Alex’s mother made him agree to do chores at Mr. Peterson’s house to make amends. His first task was to type Amnesty International letters. As he got to know Mr. Peterson he began to borrow his Kurt Vonnegut novels. And they became friends — one review suggests Mr. Peterson is a father figure, but I’d argue that’s not the case. As Alex tells it, Mr. Peterson treated him as an equal, not a child.
Other adults also factored into Alex’s strange upbringing. From his neurologist, Dr. Enderby, he learned meditation, which tames his epilepsy even better than medication does. From Dr. Weir, the astrophysicist who saved the meteorite from trophy hunters while he was hospitalized, he discovered his affinity for science. From the librarians at Glastonbury Library and other members of Alex’s Secular Church of Kurt Vonnegut, which he advertised as “a book club for people interested in all or some of the following: morality, ecology, time travel, extraterrestial life, twentieth-century history, humanism, humor, et cetera) he learned that his interests and views were valid and valued.
So why is he sitting in a police interrogation room? He’s had to make life-altering decisions. Not about university education. Not about his strange relationship with Ellie, a classmate who works for his mother. Alex is unlike other teens, and the challenge he faced turns out to be unusual as well: Mr. Peterson needed help with two things that were perhaps ethically and morally right based on his circumstances, but illegal, at least in England. If I say any more I’ll give away too much of the plot.
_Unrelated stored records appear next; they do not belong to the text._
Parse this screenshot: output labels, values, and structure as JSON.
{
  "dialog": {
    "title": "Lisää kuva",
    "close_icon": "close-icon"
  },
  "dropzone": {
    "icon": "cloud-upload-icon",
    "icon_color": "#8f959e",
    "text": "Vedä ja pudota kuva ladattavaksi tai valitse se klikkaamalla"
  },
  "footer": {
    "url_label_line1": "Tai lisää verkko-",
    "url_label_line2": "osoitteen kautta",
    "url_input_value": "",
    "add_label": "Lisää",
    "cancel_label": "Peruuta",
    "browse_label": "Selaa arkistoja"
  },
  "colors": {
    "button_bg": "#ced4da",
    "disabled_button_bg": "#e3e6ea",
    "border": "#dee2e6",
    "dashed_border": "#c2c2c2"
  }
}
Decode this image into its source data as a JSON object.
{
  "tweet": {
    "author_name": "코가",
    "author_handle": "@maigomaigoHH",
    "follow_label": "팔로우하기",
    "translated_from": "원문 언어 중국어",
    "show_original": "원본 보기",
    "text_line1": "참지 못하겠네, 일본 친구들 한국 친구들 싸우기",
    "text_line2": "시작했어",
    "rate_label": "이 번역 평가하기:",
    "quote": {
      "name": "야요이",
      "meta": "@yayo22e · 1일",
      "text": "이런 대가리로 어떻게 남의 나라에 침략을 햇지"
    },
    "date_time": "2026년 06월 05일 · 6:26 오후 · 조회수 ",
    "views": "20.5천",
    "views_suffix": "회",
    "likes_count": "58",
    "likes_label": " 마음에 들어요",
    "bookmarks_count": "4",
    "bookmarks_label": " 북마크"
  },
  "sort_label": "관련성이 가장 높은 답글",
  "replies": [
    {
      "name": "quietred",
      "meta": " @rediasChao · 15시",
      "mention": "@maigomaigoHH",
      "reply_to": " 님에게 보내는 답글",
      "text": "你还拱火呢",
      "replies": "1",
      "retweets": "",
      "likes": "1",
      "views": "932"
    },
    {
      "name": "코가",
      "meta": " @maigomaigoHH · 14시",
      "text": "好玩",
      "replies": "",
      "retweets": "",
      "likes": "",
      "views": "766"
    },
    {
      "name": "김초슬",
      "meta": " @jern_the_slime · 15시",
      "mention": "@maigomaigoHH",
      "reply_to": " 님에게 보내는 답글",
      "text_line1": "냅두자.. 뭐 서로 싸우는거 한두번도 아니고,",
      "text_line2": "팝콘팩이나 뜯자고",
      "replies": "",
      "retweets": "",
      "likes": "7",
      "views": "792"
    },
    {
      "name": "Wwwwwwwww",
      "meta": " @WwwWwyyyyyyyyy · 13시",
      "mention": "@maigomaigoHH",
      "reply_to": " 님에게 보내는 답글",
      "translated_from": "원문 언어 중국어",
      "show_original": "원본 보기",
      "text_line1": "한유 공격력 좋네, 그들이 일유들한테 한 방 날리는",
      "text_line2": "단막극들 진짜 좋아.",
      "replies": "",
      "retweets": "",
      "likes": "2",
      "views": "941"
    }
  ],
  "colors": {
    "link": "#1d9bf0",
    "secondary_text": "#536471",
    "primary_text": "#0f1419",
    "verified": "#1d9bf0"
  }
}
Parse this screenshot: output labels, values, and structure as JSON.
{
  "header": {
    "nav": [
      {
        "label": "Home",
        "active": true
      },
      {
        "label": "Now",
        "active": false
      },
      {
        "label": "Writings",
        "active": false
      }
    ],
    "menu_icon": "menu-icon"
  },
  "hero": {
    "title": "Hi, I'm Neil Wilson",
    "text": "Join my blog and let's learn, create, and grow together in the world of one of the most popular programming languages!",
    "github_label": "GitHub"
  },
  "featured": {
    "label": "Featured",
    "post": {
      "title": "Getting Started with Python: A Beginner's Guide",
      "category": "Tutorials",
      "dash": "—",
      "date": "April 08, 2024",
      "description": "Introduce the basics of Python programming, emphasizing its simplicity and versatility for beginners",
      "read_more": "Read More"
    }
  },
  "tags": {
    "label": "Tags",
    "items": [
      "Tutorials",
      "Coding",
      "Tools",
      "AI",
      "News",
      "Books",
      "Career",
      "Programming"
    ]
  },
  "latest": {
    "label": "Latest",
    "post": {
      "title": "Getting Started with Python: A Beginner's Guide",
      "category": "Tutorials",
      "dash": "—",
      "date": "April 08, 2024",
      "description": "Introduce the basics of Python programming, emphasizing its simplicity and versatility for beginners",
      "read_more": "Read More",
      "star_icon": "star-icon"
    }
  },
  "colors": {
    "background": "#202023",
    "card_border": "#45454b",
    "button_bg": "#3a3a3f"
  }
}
So what was simply a quirky, funny, perceptive coming-of-age story is suddenly entangled with moral conundrums. I could not wait to learn the outcome.This much I can say: Alex, who was a bit of a twit to his mother and a bit too attached to his own precocious loner status, proves himself to be a deeply thoughtful and compassionate young man who copes with what happens with grace and love.